Bonds are a crucial component in most investment portfolios. They help to balance risk in an asset mix, providing a ballast against volatile stocks.
They also provide a predictable source of income. It is beneficial for retirees and other investors seeking steady income streams.
Increased Cash Flow
When companies sell ownership shares to investors, they raise money for operating expenses. They also pay dividends and buy back stock from investors. Similarly, when companies issue bonds, they borrow money and agree to repay it later, usually in 30 years.
Bonds are outstanding for those needing a dependable income to meet specific expenses or liabilities, like living or retirement income. For this reason, you’ll want to choose bonds that offer predictable income payments – especially those with longer maturities and higher interest rates.
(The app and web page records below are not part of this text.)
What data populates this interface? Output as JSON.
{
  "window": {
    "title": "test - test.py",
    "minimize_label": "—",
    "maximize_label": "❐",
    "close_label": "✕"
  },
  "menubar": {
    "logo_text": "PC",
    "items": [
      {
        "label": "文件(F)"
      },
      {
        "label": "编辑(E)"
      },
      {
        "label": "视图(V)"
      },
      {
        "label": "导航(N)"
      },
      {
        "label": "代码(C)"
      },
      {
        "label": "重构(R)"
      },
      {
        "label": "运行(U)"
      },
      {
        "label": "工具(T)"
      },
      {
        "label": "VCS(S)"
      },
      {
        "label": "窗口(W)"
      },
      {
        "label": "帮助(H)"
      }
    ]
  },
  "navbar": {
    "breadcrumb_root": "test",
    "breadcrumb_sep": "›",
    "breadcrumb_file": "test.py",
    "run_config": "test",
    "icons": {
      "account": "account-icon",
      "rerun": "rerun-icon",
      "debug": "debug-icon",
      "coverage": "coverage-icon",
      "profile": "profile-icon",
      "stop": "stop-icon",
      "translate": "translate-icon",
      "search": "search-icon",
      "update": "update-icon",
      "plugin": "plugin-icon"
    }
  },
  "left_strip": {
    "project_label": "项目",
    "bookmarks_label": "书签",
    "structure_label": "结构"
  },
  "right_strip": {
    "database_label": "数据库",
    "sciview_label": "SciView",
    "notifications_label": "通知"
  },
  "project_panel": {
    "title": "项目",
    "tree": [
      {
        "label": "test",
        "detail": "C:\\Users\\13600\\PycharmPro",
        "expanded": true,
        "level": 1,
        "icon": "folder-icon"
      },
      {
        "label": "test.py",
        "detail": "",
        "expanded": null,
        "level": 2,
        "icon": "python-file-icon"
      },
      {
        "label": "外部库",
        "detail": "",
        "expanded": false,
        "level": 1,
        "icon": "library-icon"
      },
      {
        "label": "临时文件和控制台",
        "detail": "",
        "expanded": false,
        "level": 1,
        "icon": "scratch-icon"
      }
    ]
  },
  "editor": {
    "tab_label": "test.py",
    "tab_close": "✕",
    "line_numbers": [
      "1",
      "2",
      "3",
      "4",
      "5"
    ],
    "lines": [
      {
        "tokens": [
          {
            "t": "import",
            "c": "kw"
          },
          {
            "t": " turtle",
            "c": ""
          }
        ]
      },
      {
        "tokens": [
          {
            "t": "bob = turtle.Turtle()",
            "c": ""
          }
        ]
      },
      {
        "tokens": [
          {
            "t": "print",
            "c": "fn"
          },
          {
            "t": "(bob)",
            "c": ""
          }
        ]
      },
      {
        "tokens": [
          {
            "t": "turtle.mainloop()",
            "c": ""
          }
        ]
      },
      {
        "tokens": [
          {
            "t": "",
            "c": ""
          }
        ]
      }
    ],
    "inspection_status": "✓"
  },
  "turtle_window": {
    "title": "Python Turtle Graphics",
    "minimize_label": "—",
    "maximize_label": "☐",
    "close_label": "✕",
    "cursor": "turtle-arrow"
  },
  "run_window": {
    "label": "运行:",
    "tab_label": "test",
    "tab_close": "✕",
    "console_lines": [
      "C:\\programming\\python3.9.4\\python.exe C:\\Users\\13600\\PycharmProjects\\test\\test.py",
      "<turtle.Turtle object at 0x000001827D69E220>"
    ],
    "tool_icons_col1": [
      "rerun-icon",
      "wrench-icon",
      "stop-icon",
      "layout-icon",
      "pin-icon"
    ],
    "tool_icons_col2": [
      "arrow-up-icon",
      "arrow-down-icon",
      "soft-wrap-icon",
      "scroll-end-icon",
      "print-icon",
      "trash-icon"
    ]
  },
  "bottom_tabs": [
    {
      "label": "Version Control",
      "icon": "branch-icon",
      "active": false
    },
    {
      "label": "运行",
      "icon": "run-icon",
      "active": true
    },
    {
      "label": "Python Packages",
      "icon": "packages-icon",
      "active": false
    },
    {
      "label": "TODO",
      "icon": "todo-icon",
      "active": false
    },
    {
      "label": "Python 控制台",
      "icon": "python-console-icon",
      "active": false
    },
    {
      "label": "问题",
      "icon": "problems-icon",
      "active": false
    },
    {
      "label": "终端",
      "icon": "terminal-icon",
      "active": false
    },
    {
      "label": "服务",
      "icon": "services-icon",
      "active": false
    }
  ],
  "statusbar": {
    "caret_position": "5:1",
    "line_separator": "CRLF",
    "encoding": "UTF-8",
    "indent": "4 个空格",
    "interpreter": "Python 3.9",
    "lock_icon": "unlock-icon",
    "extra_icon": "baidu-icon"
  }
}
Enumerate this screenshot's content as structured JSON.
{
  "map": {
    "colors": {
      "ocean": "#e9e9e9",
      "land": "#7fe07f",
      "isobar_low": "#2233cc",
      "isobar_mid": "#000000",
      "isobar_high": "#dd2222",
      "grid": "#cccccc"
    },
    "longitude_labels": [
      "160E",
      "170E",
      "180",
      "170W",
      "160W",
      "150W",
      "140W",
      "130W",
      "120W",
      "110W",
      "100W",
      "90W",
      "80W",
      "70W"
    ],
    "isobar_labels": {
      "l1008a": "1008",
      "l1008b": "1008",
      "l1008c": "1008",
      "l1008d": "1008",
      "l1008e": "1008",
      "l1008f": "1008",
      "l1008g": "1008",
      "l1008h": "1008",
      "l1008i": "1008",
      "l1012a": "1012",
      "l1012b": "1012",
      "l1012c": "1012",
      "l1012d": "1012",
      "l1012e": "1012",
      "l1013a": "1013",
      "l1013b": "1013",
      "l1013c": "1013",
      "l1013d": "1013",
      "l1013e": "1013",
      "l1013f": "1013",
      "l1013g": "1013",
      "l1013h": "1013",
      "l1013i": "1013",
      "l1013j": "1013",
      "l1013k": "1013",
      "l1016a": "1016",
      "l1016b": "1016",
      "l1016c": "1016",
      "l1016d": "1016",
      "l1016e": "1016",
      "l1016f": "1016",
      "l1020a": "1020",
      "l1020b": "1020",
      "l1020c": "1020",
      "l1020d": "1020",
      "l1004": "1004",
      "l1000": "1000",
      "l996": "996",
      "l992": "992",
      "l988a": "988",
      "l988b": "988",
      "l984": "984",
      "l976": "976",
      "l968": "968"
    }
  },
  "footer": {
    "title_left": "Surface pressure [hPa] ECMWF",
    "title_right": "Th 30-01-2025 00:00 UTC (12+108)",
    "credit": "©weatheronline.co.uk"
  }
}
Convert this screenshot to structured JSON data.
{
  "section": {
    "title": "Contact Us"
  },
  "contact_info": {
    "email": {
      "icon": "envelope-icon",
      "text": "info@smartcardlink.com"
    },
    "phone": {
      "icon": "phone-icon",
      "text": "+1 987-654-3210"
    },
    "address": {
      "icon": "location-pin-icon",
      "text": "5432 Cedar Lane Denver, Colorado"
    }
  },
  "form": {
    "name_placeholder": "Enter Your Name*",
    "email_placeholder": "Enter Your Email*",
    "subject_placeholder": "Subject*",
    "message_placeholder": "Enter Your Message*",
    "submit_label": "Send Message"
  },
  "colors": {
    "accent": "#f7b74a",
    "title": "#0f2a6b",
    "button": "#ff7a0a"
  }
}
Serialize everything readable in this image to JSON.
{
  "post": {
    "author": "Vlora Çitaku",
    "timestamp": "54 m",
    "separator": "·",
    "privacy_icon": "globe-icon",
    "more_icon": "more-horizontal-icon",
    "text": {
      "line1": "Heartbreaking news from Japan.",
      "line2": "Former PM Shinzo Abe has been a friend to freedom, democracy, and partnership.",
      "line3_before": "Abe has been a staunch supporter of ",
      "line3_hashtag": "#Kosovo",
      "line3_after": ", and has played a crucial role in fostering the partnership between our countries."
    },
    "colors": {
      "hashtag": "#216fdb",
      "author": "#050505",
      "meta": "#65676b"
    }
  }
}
In addition to providing a steady income stream, bonds can help protect your portfolio from economic downturns. Because bond yields typically rise when the economy slows, they’re a safe bet during periods of economic uncertainty. They also can increase in value when the economy recovers, boosting them over time. However, you’ll want to avoid buying riskier bonds during market volatility. They’re most likely to fall in value during times of panic.
As the name suggests, bonds are loans made to a company, government, or municipality in exchange for interest payments and principal. Bonds are less volatile than stocks, but they are not risk-free. You lose your money if a company fails to pay interest and principal.
You can reduce risk by buying high-quality bonds that mature in a few years. You can also buy bond funds that invest in a broad array of these securities. Target-date funds, which are mutual funds that adjust their allocation to become more conservative as they approach a specific date, are an excellent way to diversify your portfolio.
Fast bond investing can also help you ride out volatility by reducing your exposure to credit spreads and interest rates. These are two of the most volatile factors in the market. But, as the economy faces high inflation and the Fed raises interest rates, you should build a portfolio containing higher- and lower-risk assets.
Bonds have a long tradition of providing reliable income for investors who buy and hold them to maturity. This year, bonds may once again fulfill that role.
That’s because the income they generate — in the form of coupon payments – gets reinvested at new and higher rates, which could help keep yields high for some time. And higher yields mean that retirees who want to supplement Social Security and other sources of income could get more value from their bonds than they have in a long while.
However, you’ll want to ensure the bonds you offer, coupons, and maturities match your income needs. For instance, if you’re investing to meet future liabilities, you might need a bond ladder with staggered coupon payments that allow you to reinvest your principal over time.
A good portion of your investment will be spent on interest payments, but you may be pleasantly surprised to find out that a high-grade bond entitles you to a dividend if you are lucky enough to score one. Buying the right kind of bond for the right price is an excellent way to avoid paying the bank while earning more money. The most exciting part is that the magic happens immediately so that you can enjoy all the benefits of bonding before the stinger.